The author has also developed extremely helpful interactive charts of CY-M and images for you to utilize here.
The most important chart from the paper:

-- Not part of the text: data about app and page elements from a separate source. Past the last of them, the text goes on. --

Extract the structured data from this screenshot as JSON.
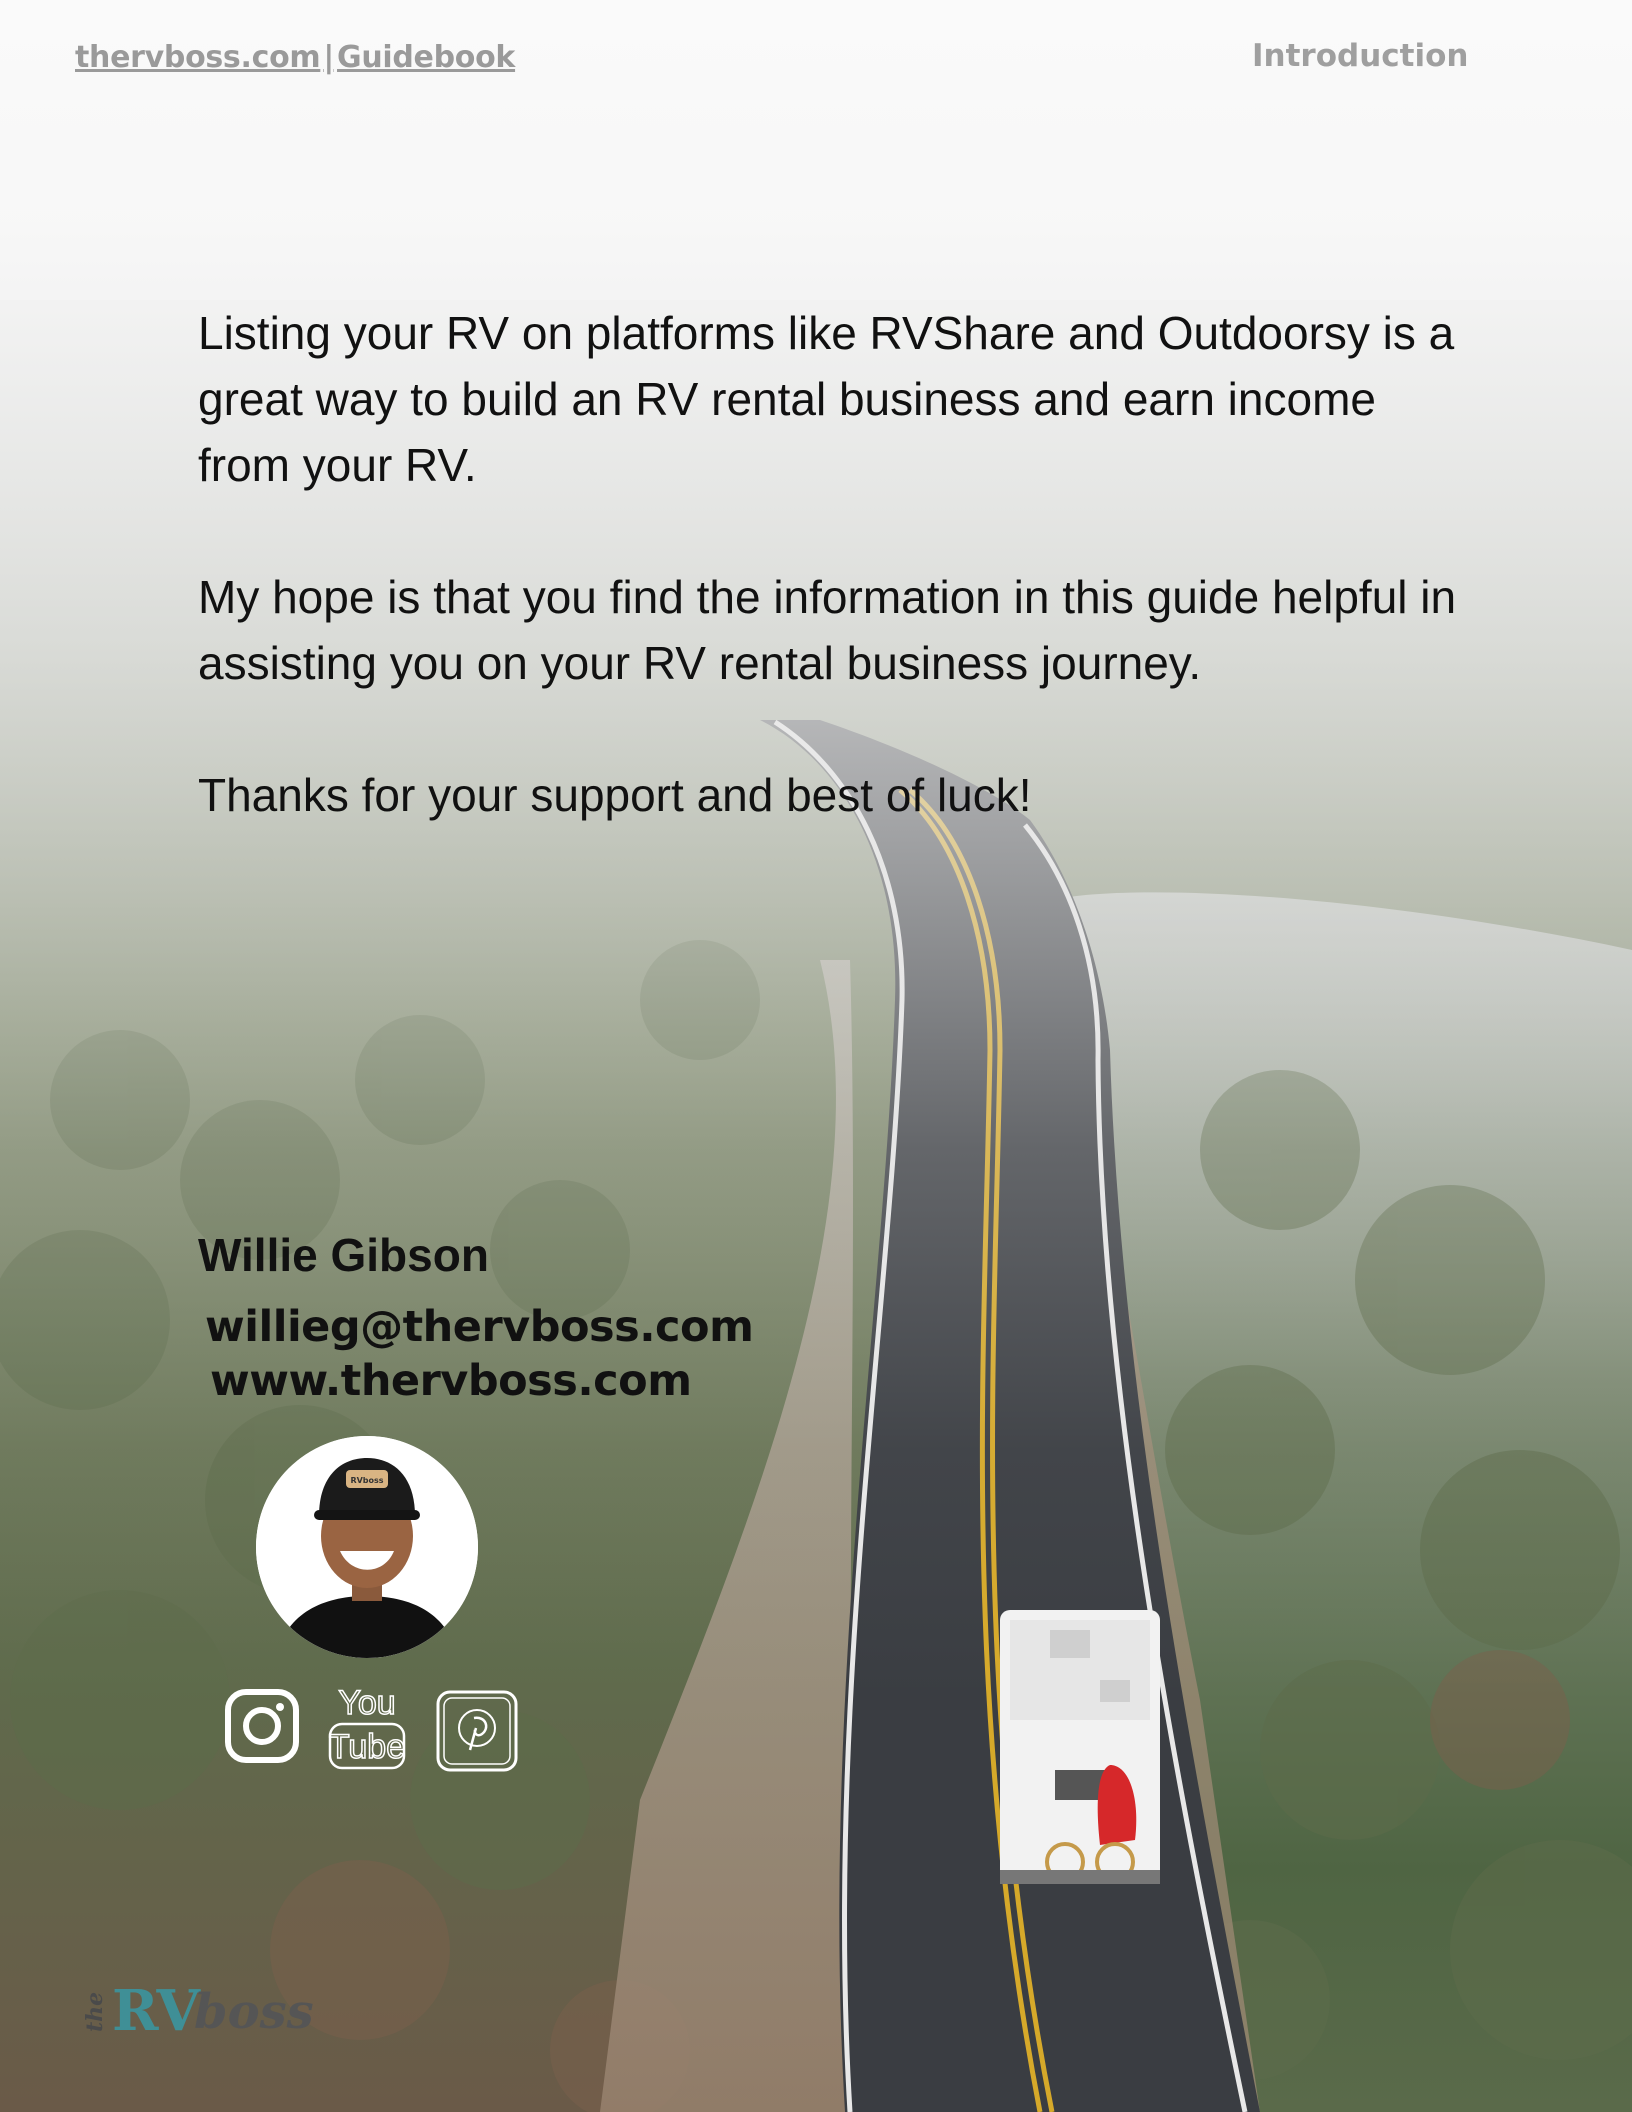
{
  "header": {
    "site": "thervboss.com",
    "separator": "|",
    "guide": "Guidebook",
    "section": "Introduction"
  },
  "body": {
    "paragraph1": "Listing your RV on platforms like RVShare and Outdoorsy is a great way to build an RV rental business and earn income from your RV.",
    "paragraph2": "My hope is that you find the information in this guide helpful in assisting you on your RV rental business journey.",
    "paragraph3": "Thanks for your support and best of luck!"
  },
  "author": {
    "name": "Willie Gibson",
    "email": "willieg@thervboss.com",
    "website": "www.thervboss.com",
    "cap_text": "RVboss"
  },
  "social": {
    "icons": [
      "instagram-icon",
      "youtube-icon",
      "pinterest-icon"
    ],
    "youtube_top": "You",
    "youtube_bottom": "Tube"
  },
  "logo": {
    "the": "the",
    "rv": "RV",
    "boss": "boss"
  },
  "colors": {
    "text": "#111111",
    "header": "#9a9a9a",
    "logo_rv": "#3f8f96",
    "logo_boss": "#555555",
    "road": "#3a3d42",
    "center_line": "#d6a92a"
  }
}
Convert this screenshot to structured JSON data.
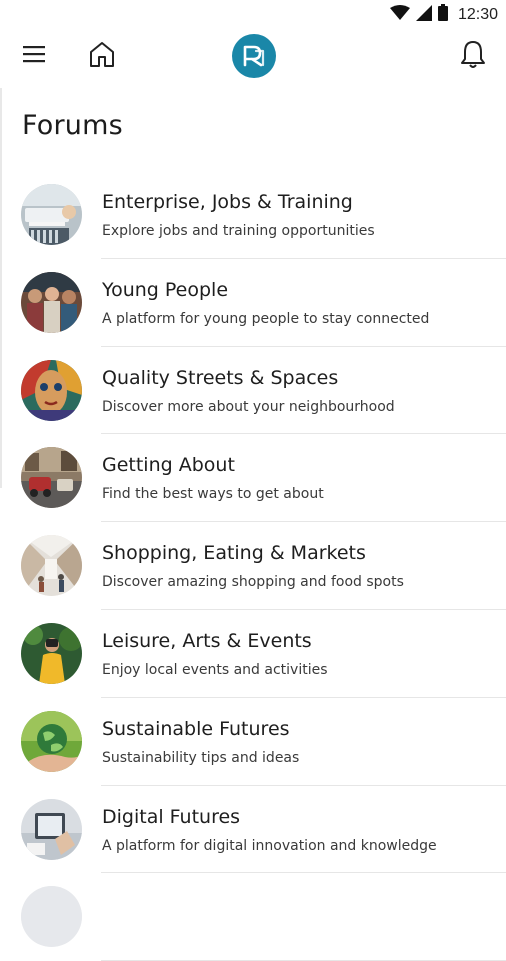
{
  "status_bar": {
    "time": "12:30",
    "icons": [
      "wifi-icon",
      "signal-icon",
      "battery-icon"
    ]
  },
  "app_bar": {
    "icons": [
      "menu-icon",
      "home-icon",
      "app-logo",
      "bell-icon"
    ],
    "accent_color": "#1a87a8"
  },
  "page": {
    "title": "Forums"
  },
  "forums": [
    {
      "title": "Enterprise, Jobs & Training",
      "description": "Explore jobs and training opportunities",
      "image": "desk-with-keyboard"
    },
    {
      "title": "Young People",
      "description": "A platform for young people to stay connected",
      "image": "group-of-young-people"
    },
    {
      "title": "Quality Streets & Spaces",
      "description": "Discover more about your neighbourhood",
      "image": "colorful-mural-face"
    },
    {
      "title": "Getting About",
      "description": "Find the best ways to get about",
      "image": "street-with-vehicles"
    },
    {
      "title": "Shopping, Eating & Markets",
      "description": "Discover amazing shopping and food spots",
      "image": "shopping-arcade"
    },
    {
      "title": "Leisure, Arts & Events",
      "description": "Enjoy local events and activities",
      "image": "person-with-camera"
    },
    {
      "title": "Sustainable Futures",
      "description": "Sustainability tips and ideas",
      "image": "hand-holding-globe"
    },
    {
      "title": "Digital Futures",
      "description": "A platform for digital innovation and knowledge",
      "image": "person-using-tablet"
    },
    {
      "title": "",
      "description": "",
      "image": "partial-item"
    }
  ]
}
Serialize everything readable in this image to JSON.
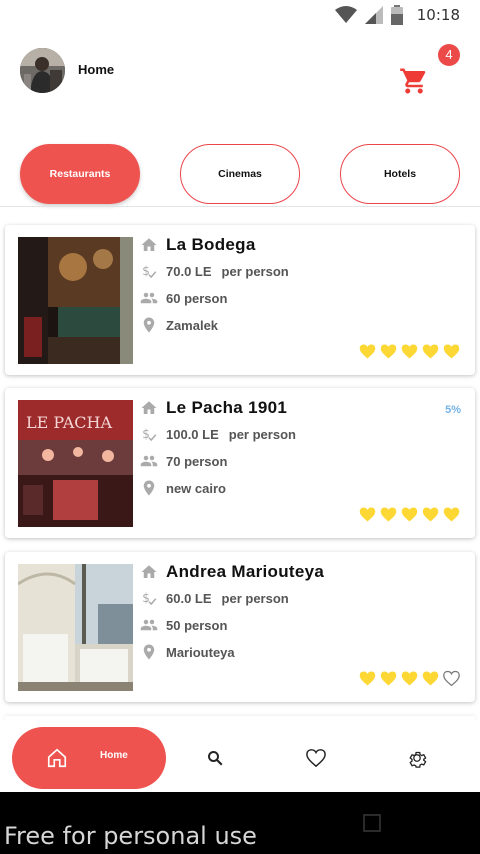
{
  "status_bar": {
    "time": "10:18",
    "icons": [
      "wifi-icon",
      "signal-icon",
      "battery-icon"
    ]
  },
  "header": {
    "title": "Home",
    "cart_count": "4"
  },
  "tabs": [
    {
      "label": "Restaurants",
      "active": true
    },
    {
      "label": "Cinemas",
      "active": false
    },
    {
      "label": "Hotels",
      "active": false
    }
  ],
  "venues": [
    {
      "name": "La Bodega",
      "price": "70.0 LE",
      "per": "per person",
      "capacity": "60 person",
      "location": "Zamalek",
      "discount": "",
      "rating": 5
    },
    {
      "name": "Le Pacha 1901",
      "price": "100.0 LE",
      "per": "per person",
      "capacity": "70 person",
      "location": "new cairo",
      "discount": "5%",
      "rating": 5
    },
    {
      "name": "Andrea Mariouteya",
      "price": "60.0 LE",
      "per": "per person",
      "capacity": "50 person",
      "location": "Mariouteya",
      "discount": "",
      "rating": 4
    }
  ],
  "bottom_nav": {
    "home_label": "Home",
    "items": [
      "home-icon",
      "search-icon",
      "heart-icon",
      "gear-icon"
    ]
  },
  "watermark": "Free for personal use",
  "colors": {
    "accent": "#ef5350",
    "heart_filled": "#fdd835",
    "discount": "#74b3e7"
  }
}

The cyclically adjusted price-to-earnings ratio (CAPE), though originally derived for the US equity market, has now been calculated for various national equity markets outside the United States. In all its various adaptations, the measure has been used only to express valuations of those markets in terms of being overvalued, undervalued, or fairly valued. None of the adaptations of the measure have been used to derive finite equity return expectations from those markets. This article explores the approach of applying CAPE to develop a computable forecast measure, called the medium-term country yield forecast (CY-M), to express the medium-term real return expectations of national equity markets. In almost all of its past adaptations, CAPE has mostly been used to express only long-term (periods greater than 10 years) valuations of the equity markets, but the author here has explored its application in the medium term (periods between 2 and 10 years). Drawing conclusions from empirical studies on countries in the MSCI All Countries World Index ex. USA (ACWX) for the period 1969 through 2016, the author has amended the CAPE of a national equity market by coalescing it with the cyclically adjusted real exchange rate (computed in the same manner as CAPE) of the country and the long-term price return momentum (adjusted for inflation) of the market. The author also has applied CY-M derived from the adapted CAPE as a comparative measure to screen and rank countries in the ACWX to construct an international country rotation equity portfolio.
|↑1||Though he was a bit early on this one|
|↑2||RER 10: is the current monthly real exchange rate of a country divided by the trailing 120-month average of the real exchange rate. The real exchange rate is nothing but the nominal exchange rate adjusted for inflation.|
|↑3||An interesting thing to note is that the combination of RER 10 and Momentum is a psuedo value and momentum mix. See page 13 of the paper for the author’s explanation of this.|
|↑4||high(low) CY-M countries rank high(low)|